He apparently doesn't understand or have any concept of cost accounting. To suggest that you can't reasonably attribute any cost to the NHS is ridiculous.

His own expert don't share his optimism. A friend pointed me to this. Save it now before it's gone.


Non-sampling error
However, it is believed that the most significant source of non-sampling error for the National Household Survey will be non-response bias. All surveys are subject to non-response bias, even a Census with a 98% response rate. The risk of non-response bias quickly increases as the response rate declines. This is because, in general, non-respondents tend to have characteristics that are different than those of the respondents and thus the results are not representative of the true population. Given that the National Household Survey is anticipated to achieve a response rate of only 50% there is a substantial risk of non-response bias.

Statistics Canada is very much aware of these risks and their associated adverse effects on data quality. The Agency is currently adapting its data collection and other procedures to mitigate as much as possible against these risks. In particular, we will be using data on response patterns from the 2006 Census and information generated during data collection in 2011 to guide our field follow-up effort to minimize non-response bias. As well, where possible, 2011 Census data will be used as auxiliary information in National Household Survey estimation procedures to partially offset some of the remaining biases. However there is certain to be some residual, significant bias that will be impossible to measure and correct.

Comparability of data over time
Any significant change in the methods of a survey can affect the comparability of data over time. There is a real risk that this will be the case for the National Household Survey. There will always and inevitably be an element of uncertainty as to whether and to what extent a change in a variable reflects real change or an artefact arising from the change in methodology from the mandatory long-form census to the voluntary National Household Survey.
The French version is even harsher:
Il est clair qu’on ne pourra jamais déterminer avec certitude si et dans quelle mesure la modification d’une variable est attribuable à un changement réel ou découle de la transition du recensement à formulaire détaillé obligatoire à l’Enquête nationale auprès des ménages à participation volontaire.

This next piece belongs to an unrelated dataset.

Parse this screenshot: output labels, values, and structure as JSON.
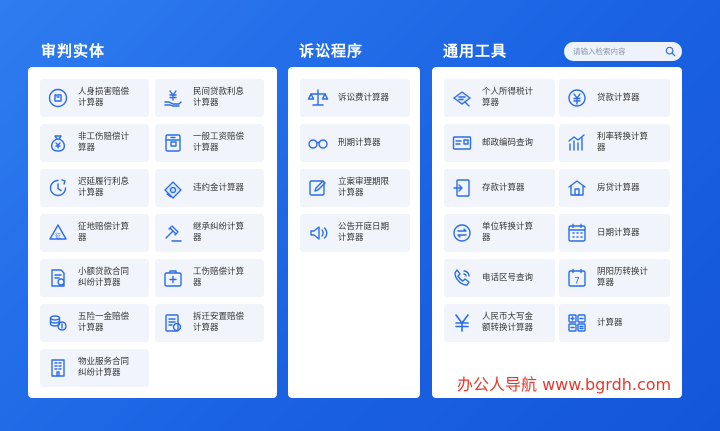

We have never previously conducted a survey on the scale of the voluntary National Household Survey, nor are we aware of any other country that has. The new methodology has been introduced relatively rapidly with limited testing. The effectiveness of our mitigation strategies to offset non-response bias and other quality limiting effects is largely unknown. For these reasons, it is difficult to anticipate the quality level of the final outcome.

The significance of any quality shortcomings depends, to some extent, on the intended use of the data. Given that, and our mitigation strategies, we are confident that the National Household Survey will produce usable and useful data that will meet the needs of many users. It will not, however, provide a level of quality that would have been achieved through a mandatory long-form census.

It's disgraceful, really.

The CRA has all the info the Gov. really needs...kill statcan...just think of all that money we could save!

The comments to this entry are closed.

Search this site

  • Google

Blog powered by Typepad